Tomorrow November 11 we’re in for a rare treat, as the innermost planet, Mercury, passes directly in front of the Sun for a few hours.

This event is called a transit, and for Mercury they happen only about 13 times in a century. (Transits of Venus are even more rare.)

Mercury transits the Sun. Credit: NASA/JPL-Caltech

The event will last about five and a half hours, during which Mercury’s path will take it right across the middle of the Sun’s disk.

For observers in the Eastern U.S., the transit begins after sunrise, meaning you’ll be able to view the entire thing.

For the central and western U.S., the transit begins before sunrise, but there’s enough time left as the Sun climbs up the sky for you to catch a glimpse before Mercury makes its exit.

You should never look directly at the Sun without proper protection, as it can permanently damage your eyes.

Mercury is so small in comparison that it can be next to impossible to see a transit without magnification.

Your best bet is a telescope with a certified sun filter, but other options include solar projection boxes and sun funnels.

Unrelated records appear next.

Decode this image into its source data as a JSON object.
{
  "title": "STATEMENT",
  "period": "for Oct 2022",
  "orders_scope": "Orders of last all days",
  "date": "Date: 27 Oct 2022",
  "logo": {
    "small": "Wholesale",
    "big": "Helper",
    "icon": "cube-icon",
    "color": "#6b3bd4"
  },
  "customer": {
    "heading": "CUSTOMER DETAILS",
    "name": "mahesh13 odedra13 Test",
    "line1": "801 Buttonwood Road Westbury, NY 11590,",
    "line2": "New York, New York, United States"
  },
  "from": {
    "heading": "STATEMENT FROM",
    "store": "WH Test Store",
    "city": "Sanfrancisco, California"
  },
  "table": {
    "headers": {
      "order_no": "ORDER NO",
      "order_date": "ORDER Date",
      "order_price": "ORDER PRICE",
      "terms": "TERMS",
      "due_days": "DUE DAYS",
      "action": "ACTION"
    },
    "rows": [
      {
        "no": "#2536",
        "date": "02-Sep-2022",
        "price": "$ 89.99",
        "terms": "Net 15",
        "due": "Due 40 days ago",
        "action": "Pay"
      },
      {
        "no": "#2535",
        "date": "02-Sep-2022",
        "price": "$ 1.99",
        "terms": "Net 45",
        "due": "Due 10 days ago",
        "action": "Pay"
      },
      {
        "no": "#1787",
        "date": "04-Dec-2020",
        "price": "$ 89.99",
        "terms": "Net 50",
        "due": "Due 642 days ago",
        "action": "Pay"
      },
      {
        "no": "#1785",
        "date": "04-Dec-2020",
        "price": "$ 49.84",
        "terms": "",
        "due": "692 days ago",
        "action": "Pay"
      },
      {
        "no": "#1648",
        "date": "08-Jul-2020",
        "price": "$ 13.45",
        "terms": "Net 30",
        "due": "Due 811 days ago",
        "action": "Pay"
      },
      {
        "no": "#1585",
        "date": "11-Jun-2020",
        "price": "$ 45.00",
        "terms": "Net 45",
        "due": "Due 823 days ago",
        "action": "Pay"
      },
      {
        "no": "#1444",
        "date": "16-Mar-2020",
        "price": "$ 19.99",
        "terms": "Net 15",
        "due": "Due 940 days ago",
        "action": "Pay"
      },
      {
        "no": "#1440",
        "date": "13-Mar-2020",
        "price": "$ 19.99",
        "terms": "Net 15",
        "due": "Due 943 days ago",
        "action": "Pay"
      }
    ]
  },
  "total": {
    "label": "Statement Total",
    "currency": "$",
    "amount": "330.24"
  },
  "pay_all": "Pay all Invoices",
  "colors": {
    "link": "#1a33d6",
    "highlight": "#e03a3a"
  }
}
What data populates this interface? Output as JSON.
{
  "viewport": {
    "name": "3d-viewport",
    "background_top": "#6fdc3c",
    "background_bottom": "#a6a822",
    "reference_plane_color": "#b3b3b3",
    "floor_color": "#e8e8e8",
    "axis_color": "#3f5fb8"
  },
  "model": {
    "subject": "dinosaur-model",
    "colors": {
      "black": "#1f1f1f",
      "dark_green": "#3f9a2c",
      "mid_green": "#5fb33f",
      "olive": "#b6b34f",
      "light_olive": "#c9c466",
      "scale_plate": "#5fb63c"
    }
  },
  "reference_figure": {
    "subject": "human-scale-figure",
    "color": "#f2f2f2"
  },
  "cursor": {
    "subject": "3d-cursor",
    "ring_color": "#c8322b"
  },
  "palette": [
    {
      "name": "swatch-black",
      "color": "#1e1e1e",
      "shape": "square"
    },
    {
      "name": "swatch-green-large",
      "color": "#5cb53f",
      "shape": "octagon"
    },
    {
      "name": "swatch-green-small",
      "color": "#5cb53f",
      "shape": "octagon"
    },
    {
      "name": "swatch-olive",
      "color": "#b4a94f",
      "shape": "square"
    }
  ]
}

Plus, NASA’s Solar Dynamics Observatory spacecraft will be sharing near-realtime images during the transit. Whatever method you choose, be safe when observing the Sun!

The next Mercury transit that will be visible in the U.S. isn’t until 2049! So if you’re in the States, you might want to make the effort to catch this special celestial event.